Small businesses do tend to adopt rapidly to changing market conditions, and their employees and customers also typically have more of a vote and a voice in their operations and priorities than is true in big businesses which tend to be slower to react to changing market conditions. The typical big business employee has less of a say in the group of which they are a part. There's a saying, "To err is human, but to really foul things up it takes a computer." I would propose that, To err is human, but to really do harm on a large scale usually requires an institution.
On the other hand, by working cooperatively with others in an organized manner, it is of course often possible to get more, sometimes much more, done than one could alone. I think you said you personally didn't want to go out and protest Covid-19 if it was only five or ten people. I can relate, although I think my threshold for participating in a public protest against the government lockdown orders would only be two people. Naturally I would prefer more! So I'm not against people working together in organizations, especially organizations formed for a temporary and limited purpose like a group of activists planning a protest. However I am against, or at least consider very problematic, some of the qualities often associated with institutions, such as bureaucracy, hierarchy of power, and a distinct, impersonal nature. A question that strikes me as particularly interesting – I may not be asking precisely the right question, but something along these lines – is this:
At what point does an organization become less simply a group people cooperating as individuals, and more an institution with its own independent existence, such that the nature and tendencies of this thing to which we have given birth becomes important and potentially dangerous?
And how can we avoid institutionalization? If there is a line to be crossed, does having officers and/or bylaws put the LPSF across that line? I don't think so. Yet I think that sort of thing tends to move an organization in that direction. I guess I'm proposing that there's a sweet spot where people coming together in pure voluntary cooperation as an organized group can harness the most aggregate power possible from that cooperation before the harm or risk of harm starts to outweigh the gain. What if the State (government) is just a type of institution, a type which tends to be particularly powerful and malignant, but with a more fundamental underlying problem being the institution qua institution?
But how do you Marc, or others here, feel about the idea that institutionalization is generally best avoided? That is my perspective, not necessarily mainstream libertarian thinking. Curious to hear folks' thoughts...
In the meantime, in the spirit of doing, I'd like to see whether anyone would like to get together with me and do some #EndTheLockdown or other Covid-19 related sidewalk chalking! I've got chalk and my schedule is pretty open.

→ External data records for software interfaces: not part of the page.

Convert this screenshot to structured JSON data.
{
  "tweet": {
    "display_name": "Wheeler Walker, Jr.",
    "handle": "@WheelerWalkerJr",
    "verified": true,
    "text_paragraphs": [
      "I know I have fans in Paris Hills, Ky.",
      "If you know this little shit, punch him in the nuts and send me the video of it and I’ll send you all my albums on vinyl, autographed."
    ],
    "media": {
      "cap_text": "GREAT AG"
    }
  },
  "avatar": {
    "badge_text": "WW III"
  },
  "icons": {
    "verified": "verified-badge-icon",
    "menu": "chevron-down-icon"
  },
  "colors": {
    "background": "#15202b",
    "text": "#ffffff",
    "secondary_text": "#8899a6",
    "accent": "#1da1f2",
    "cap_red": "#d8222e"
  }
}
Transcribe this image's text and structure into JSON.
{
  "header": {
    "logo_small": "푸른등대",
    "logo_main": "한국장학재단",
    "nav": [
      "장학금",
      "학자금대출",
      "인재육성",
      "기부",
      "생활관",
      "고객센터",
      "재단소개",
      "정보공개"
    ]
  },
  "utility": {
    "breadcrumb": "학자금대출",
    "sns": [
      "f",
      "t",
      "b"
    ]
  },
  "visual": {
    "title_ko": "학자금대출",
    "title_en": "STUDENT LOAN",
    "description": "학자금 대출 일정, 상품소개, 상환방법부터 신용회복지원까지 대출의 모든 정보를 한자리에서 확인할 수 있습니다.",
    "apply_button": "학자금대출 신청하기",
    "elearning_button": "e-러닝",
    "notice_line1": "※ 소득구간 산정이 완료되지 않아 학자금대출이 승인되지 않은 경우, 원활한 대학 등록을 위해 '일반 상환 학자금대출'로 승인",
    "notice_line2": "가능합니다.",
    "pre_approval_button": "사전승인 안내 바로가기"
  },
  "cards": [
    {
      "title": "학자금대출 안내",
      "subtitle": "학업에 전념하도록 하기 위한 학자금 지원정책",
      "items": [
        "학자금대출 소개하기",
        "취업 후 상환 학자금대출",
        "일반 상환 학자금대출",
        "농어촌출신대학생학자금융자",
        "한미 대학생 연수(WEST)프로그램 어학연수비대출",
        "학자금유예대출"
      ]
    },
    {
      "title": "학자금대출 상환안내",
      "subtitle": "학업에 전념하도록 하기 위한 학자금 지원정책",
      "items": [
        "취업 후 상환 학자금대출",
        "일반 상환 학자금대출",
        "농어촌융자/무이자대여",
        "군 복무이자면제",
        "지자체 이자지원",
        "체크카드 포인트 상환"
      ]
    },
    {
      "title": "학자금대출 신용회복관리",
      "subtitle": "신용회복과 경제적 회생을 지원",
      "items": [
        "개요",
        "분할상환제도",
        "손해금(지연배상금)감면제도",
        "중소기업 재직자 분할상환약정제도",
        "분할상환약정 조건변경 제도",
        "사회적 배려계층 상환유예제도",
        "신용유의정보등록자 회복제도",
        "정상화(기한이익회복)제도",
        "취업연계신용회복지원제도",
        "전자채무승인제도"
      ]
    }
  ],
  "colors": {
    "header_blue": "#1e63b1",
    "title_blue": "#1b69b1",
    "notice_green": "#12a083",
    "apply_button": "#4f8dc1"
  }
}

Love & Liberty,
((( starchild )))
Chair, Libertarian Party of San Francisco
P.S. – Melanie Morgan (conservative former KSF radio host) and Melanie Swanson are the same person?